from the friction between the prosthesis and his residual
limb, especially when walking up and down stairs.
See Pl.'s SOF ¶ 11; Defs.' SOF ¶
20. He also experiences difficulty with balance and has
fallen several times while showering or attempting to use the
toilet. Id.; Defs.' SOF ¶¶
34, 46. The shower grab bars are not always effective at
preventing falls because Golden must walk across a wet shower
floor to get to them. Pl.'s Resp. Defs.' SOF ¶
60. So far, he has not been seriously injured in a fall,
see Defs.' SOF ¶¶ 34, 36, but he fears
future falls, see Pl.'s SOF ¶ 11.
testified that he misses three to four meals in the cafeteria
per week because of the pain walking causes. See
Defs.' SOF ¶ 24. When he misses a meal, he purchases
food for himself from the commissary. Id. ¶ 25.
Also as the result of pain from walking, Golden misses
communal exercise about four times per month and religious
services two times per month. See Id. ¶¶
27, 33. Defendants do not deny that Golden misses these
events because of his disability. Id. ¶¶
24, 26, 27, 33.
least twice, Golden has requested a transfer from Stateville
to Dixon Correctional Center, a facility that his prison
counselor told him is ADA compliant. See Id.
¶¶ 52, 56; Defs.'s Ex. A, Golden Dep. at 21.
Golden's first transfer request was approved by the
warden of Stateville but ultimately was denied by the
IDOC's Office of the Transfer Coordinator because the
request had not been approved by the Office of Health
Services.

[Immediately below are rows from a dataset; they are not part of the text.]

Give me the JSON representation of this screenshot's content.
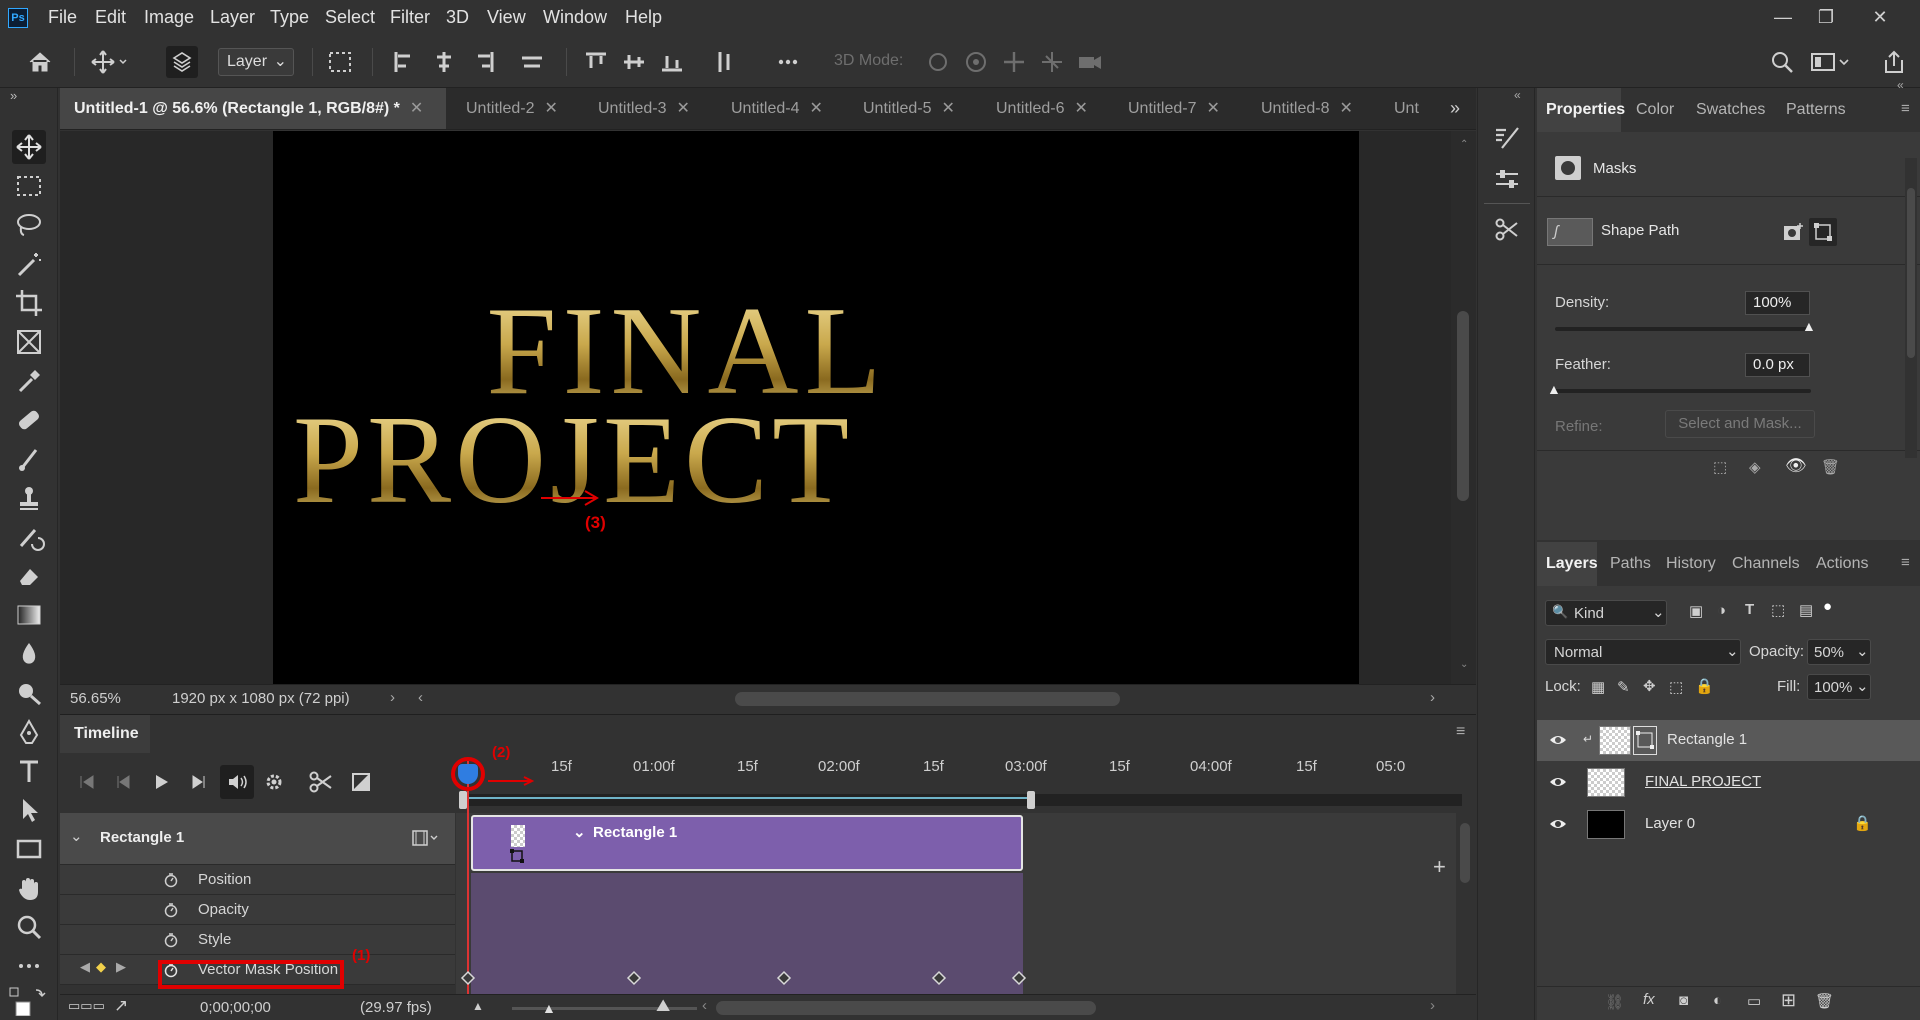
{
  "app": {
    "logo": "Ps",
    "menu": [
      "File",
      "Edit",
      "Image",
      "Layer",
      "Type",
      "Select",
      "Filter",
      "3D",
      "View",
      "Window",
      "Help"
    ]
  },
  "options_bar": {
    "layer_dropdown": "Layer",
    "mode_3d_label": "3D Mode:"
  },
  "doc_tabs": [
    {
      "label": "Untitled-1 @ 56.6% (Rectangle 1, RGB/8#) *",
      "active": true
    },
    {
      "label": "Untitled-2"
    },
    {
      "label": "Untitled-3"
    },
    {
      "label": "Untitled-4"
    },
    {
      "label": "Untitled-5"
    },
    {
      "label": "Untitled-6"
    },
    {
      "label": "Untitled-7"
    },
    {
      "label": "Untitled-8"
    },
    {
      "label": "Unt"
    }
  ],
  "canvas": {
    "line1": "FINAL",
    "line2": "PROJECT",
    "annotation_3": "(3)"
  },
  "status": {
    "zoom": "56.65%",
    "doc_size": "1920 px x 1080 px (72 ppi)"
  },
  "timeline": {
    "tab": "Timeline",
    "ruler": [
      "15f",
      "01:00f",
      "15f",
      "02:00f",
      "15f",
      "03:00f",
      "15f",
      "04:00f",
      "15f",
      "05:0"
    ],
    "track_name": "Rectangle 1",
    "clip_name": "Rectangle 1",
    "properties": [
      "Position",
      "Opacity",
      "Style",
      "Vector Mask Position"
    ],
    "timecode": "0;00;00;00",
    "fps": "(29.97 fps)",
    "annotation_1": "(1)",
    "annotation_2": "(2)"
  },
  "properties_panel": {
    "tabs": [
      "Properties",
      "Color",
      "Swatches",
      "Patterns"
    ],
    "section": "Masks",
    "shape_path": "Shape Path",
    "density_label": "Density:",
    "density_value": "100%",
    "feather_label": "Feather:",
    "feather_value": "0.0 px",
    "refine_label": "Refine:",
    "select_mask_btn": "Select and Mask..."
  },
  "layers_panel": {
    "tabs": [
      "Layers",
      "Paths",
      "History",
      "Channels",
      "Actions"
    ],
    "kind": "Kind",
    "blend_mode": "Normal",
    "opacity_label": "Opacity:",
    "opacity_value": "50%",
    "lock_label": "Lock:",
    "fill_label": "Fill:",
    "fill_value": "100%",
    "layers": [
      {
        "name": "Rectangle 1",
        "selected": true
      },
      {
        "name": "FINAL PROJECT"
      },
      {
        "name": "Layer 0"
      }
    ]
  },
  "colors": {
    "accent_clip": "#7d5fac",
    "annotation_red": "#e00000",
    "playhead_blue": "#2f7de1",
    "gold": "#c9a84c"
  }
}
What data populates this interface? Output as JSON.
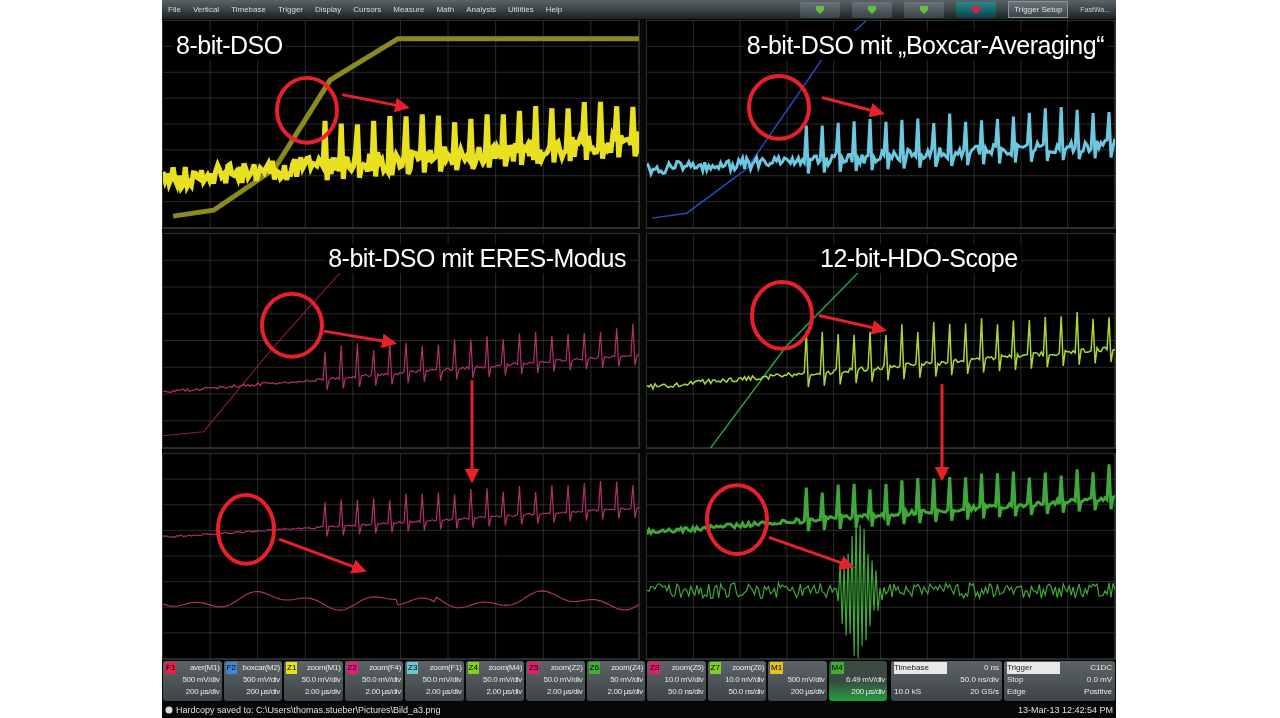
{
  "menu": [
    "File",
    "Vertical",
    "Timebase",
    "Trigger",
    "Display",
    "Cursors",
    "Measure",
    "Math",
    "Analysis",
    "Utilities",
    "Help"
  ],
  "toolbar": {
    "trigger_button": "Trigger Setup",
    "label": "FastWa..."
  },
  "panels": [
    {
      "title": "8-bit-DSO",
      "kind": "band",
      "color": "#e8e020"
    },
    {
      "title": "8-bit-DSO mit „Boxcar-Averaging“",
      "kind": "boxcar",
      "color": "#6cc8e0"
    },
    {
      "title": "8-bit-DSO mit ERES-Modus",
      "kind": "eres",
      "color": "#b0306a"
    },
    {
      "title": "12-bit-HDO-Scope",
      "kind": "hdo",
      "color": "#a8d838"
    },
    {
      "kind": "eres-detail",
      "color": "#b0306a"
    },
    {
      "kind": "hdo-detail",
      "color": "#40a838"
    }
  ],
  "descriptors": [
    {
      "tag": "F1",
      "source": "aver(M1)",
      "vdiv": "500 mV/div",
      "tdiv": "200 µs/div",
      "color": "#e0204a",
      "selected": false
    },
    {
      "tag": "F2",
      "source": "boxcar(M2)",
      "vdiv": "500 mV/div",
      "tdiv": "200 µs/div",
      "color": "#3a8ad8",
      "selected": false
    },
    {
      "tag": "Z1",
      "source": "zoom(M1)",
      "vdiv": "50.0 mV/div",
      "tdiv": "2.00 µs/div",
      "color": "#e8e020",
      "selected": false
    },
    {
      "tag": "Z2",
      "source": "zoom(F4)",
      "vdiv": "50.0 mV/div",
      "tdiv": "2.00 µs/div",
      "color": "#e02080",
      "selected": false
    },
    {
      "tag": "Z3",
      "source": "zoom(F1)",
      "vdiv": "50.0 mV/div",
      "tdiv": "2.00 µs/div",
      "color": "#6cc8d0",
      "selected": false
    },
    {
      "tag": "Z4",
      "source": "zoom(M4)",
      "vdiv": "50.0 mV/div",
      "tdiv": "2.00 µs/div",
      "color": "#80d020",
      "selected": false
    },
    {
      "tag": "Z5",
      "source": "zoom(Z2)",
      "vdiv": "50.0 mV/div",
      "tdiv": "2.00 µs/div",
      "color": "#e0206a",
      "selected": false
    },
    {
      "tag": "Z6",
      "source": "zoom(Z4)",
      "vdiv": "50 mV/div",
      "tdiv": "2.00 µs/div",
      "color": "#40b030",
      "selected": false
    },
    {
      "tag": "Z8",
      "source": "zoom(Z5)",
      "vdiv": "10.0 mV/div",
      "tdiv": "50.0 ns/div",
      "color": "#e0206a",
      "selected": false
    },
    {
      "tag": "Z7",
      "source": "zoom(Z6)",
      "vdiv": "10.0 mV/div",
      "tdiv": "50.0 ns/div",
      "color": "#80d020",
      "selected": false
    },
    {
      "tag": "M1",
      "vdiv": "500 mV/div",
      "tdiv": "200 µs/div",
      "color": "#e8c020",
      "selected": false
    },
    {
      "tag": "M4",
      "vdiv": "6.49 mV/div",
      "tdiv": "200 µs/div",
      "color": "#40b030",
      "selected": true
    }
  ],
  "timebase": {
    "label": "Timebase",
    "delay": "0 ns",
    "tdiv": "50.0 ns/div",
    "samples": "10.0 kS",
    "rate": "20 GS/s"
  },
  "trigger": {
    "label": "Trigger",
    "source": "C1DC",
    "mode": "Stop",
    "level": "0.0 mV",
    "type": "Edge",
    "slope": "Positive"
  },
  "datetime": "13-Mar-13 12:42:54 PM",
  "status": "Hardcopy saved to: C:\\Users\\thomas.stueber\\Pictures\\Bild_a3.png"
}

See Pl.'s SOF ¶ 12; Defs.'
SOF ¶ 52. Golden's second request was also approved
by the warden but then denied by the Office of the Transfer
Coordinator, this time because Golden was
“appropriately placed.” See Pl.'s
SOF ¶ 15; Defs.' SOF ¶¶ 56, 57, 59.
is a maximum-security facility, while Dixon is a
medium-security facility, see Defs.' SOF ¶
51; Ex. B at ¶ 33, and there is evidence that the
difference in security level played a role in the denial of
Golden's second transfer request. Sandra Funk, the
IDOC's Transfer Coordinator, explained in her deposition
that, based on her review of the records, one factor that
weighed against transferring Golden to a lower security
facility was that he is designated as a suspected gang
leader. Defs.' Ex. D, Funk Dep. at 35. Asked whether the
practical effect of the suspected gang-leader designation is
an “absolute prohibition” on transfer to a
lower-security facility, Funk responded that it is “not
absolute but it is something that's considered.”
Id. She also testified that prison officials besides
the warden, including an assistant warden and a correctional
counselor, supported allowing Golden to transfer because of
his disability. Id. at 37-40.
Golden's last transfer request was denied, he first
exhausted his administrative remedies and then filed this
lawsuit, in which he seeks damages as well as declaratory and
injunctive relief. He and Defendants have filed cross motions
for summary judgment.
Court shall grant summary judgment “if the movant shows
that there is no genuine dispute as to any material fact and
the movant is entitled to judgment as a matter of law.”
Fed.R.Civ.P. 56(a). The Court gives “the non-moving
party the benefit of conflicts in the evidence and reasonable
inferences that could be drawn from it.”
Grochocinski v. Mayer Brown Rowe & Maw, LLP, 719
F.3d 785, 794 (7th Cir. 2013). In order to survive summary
judgment, the nonmoving party must “do more than simply
show that there is some metaphysical doubt as to the material
facts.” Matsushita Elec. Indus. Co. v. Zenith Radio
Corp., 475 U.S. 574, 586 (1986). The nonmoving party
“must establish some genuine issue for trial such that
a reasonable jury could return a verdict in her favor,
” Gordon v. FedEx Freight, Inc., 674 F.3d 769,
772-73 (7th Cir. 2012).